--- PROBLEM DESCRIPTION ---
Report how many lines in the records hold the string "icon"; give the number and nothing else.

*** PROVIDED RECORDS Section Begins ***

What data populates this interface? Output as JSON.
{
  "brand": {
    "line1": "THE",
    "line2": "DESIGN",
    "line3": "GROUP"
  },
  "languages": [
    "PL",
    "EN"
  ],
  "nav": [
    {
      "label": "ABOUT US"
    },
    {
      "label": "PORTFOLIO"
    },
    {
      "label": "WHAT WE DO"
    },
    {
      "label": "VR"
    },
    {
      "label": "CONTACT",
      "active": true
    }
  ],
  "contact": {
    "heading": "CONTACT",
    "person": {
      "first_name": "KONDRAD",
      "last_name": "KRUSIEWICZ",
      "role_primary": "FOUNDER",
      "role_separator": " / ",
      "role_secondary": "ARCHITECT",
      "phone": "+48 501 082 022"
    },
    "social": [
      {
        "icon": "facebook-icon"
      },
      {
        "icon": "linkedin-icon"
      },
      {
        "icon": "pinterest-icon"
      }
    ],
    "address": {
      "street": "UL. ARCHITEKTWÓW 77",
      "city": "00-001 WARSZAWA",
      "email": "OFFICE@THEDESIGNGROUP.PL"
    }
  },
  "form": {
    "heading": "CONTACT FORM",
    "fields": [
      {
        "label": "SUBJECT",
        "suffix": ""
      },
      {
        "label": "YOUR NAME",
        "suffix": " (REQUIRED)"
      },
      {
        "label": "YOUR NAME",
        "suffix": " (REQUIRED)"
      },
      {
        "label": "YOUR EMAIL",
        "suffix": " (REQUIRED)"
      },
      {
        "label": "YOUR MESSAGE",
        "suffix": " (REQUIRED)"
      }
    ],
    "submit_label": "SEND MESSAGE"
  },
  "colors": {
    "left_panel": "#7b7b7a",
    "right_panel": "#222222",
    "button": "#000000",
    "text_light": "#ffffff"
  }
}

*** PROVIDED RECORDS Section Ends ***

--- WORKED SOLUTION ---
3